# TASK OBJECTIVE
Spot each line in the records below where the word "label" occurs, then copy it.
##### GIVEN RECORDS #####
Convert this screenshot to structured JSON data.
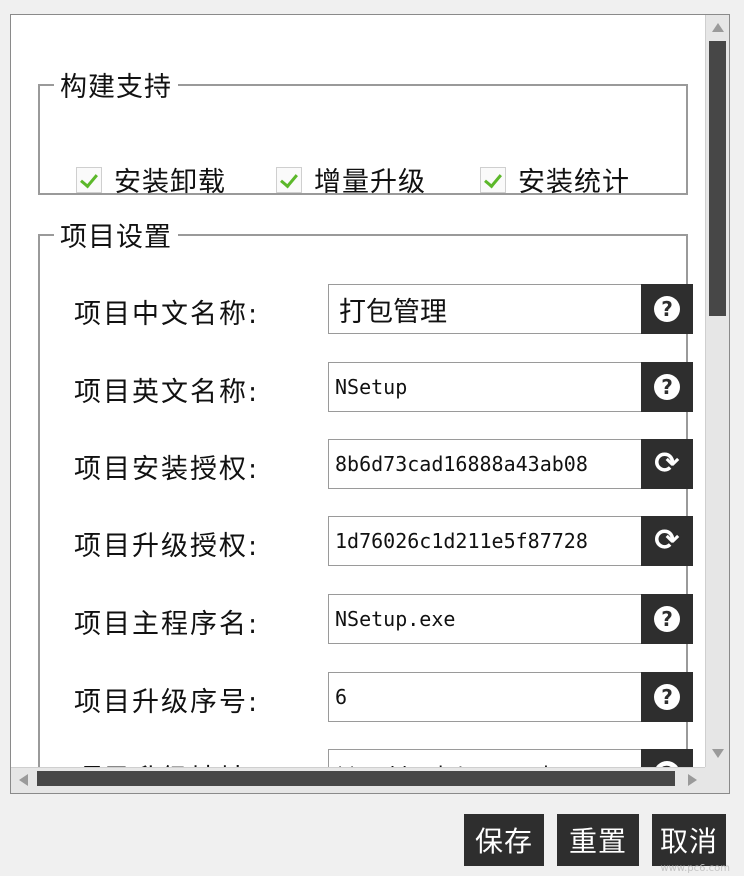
{
  "build_support": {
    "legend": "构建支持",
    "options": [
      {
        "label": "安装卸载",
        "checked": true
      },
      {
        "label": "增量升级",
        "checked": true
      },
      {
        "label": "安装统计",
        "checked": true
      }
    ]
  },
  "project_settings": {
    "legend": "项目设置",
    "rows": [
      {
        "label": "项目中文名称:",
        "value": "打包管理",
        "button_icon": "help-icon"
      },
      {
        "label": "项目英文名称:",
        "value": "NSetup",
        "button_icon": "help-icon"
      },
      {
        "label": "项目安装授权:",
        "value": "8b6d73cad16888a43ab08",
        "button_icon": "refresh-icon"
      },
      {
        "label": "项目升级授权:",
        "value": "1d76026c1d211e5f87728",
        "button_icon": "refresh-icon"
      },
      {
        "label": "项目主程序名:",
        "value": "NSetup.exe",
        "button_icon": "help-icon"
      },
      {
        "label": "项目升级序号:",
        "value": "6",
        "button_icon": "help-icon"
      },
      {
        "label": "项目升级地址:",
        "value": "ttp://update.aceui.cn",
        "button_icon": "help-icon"
      }
    ]
  },
  "actions": {
    "save": "保存",
    "reset": "重置",
    "cancel": "取消"
  },
  "icons": {
    "help": "?",
    "refresh": "⟳"
  },
  "watermark": "www.pc6.com",
  "colors": {
    "button_bg": "#2e2e2e",
    "check_green": "#5cb82a",
    "border": "#9a9a9a"
  }
}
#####
# EXERCISE RESULT
        "label": "安装卸载",
        "label": "增量升级",
        "label": "安装统计",
        "label": "项目中文名称:",
        "label": "项目英文名称:",
        "label": "项目安装授权:",
        "label": "项目升级授权:",
        "label": "项目主程序名:",
        "label": "项目升级序号:",
        "label": "项目升级地址:",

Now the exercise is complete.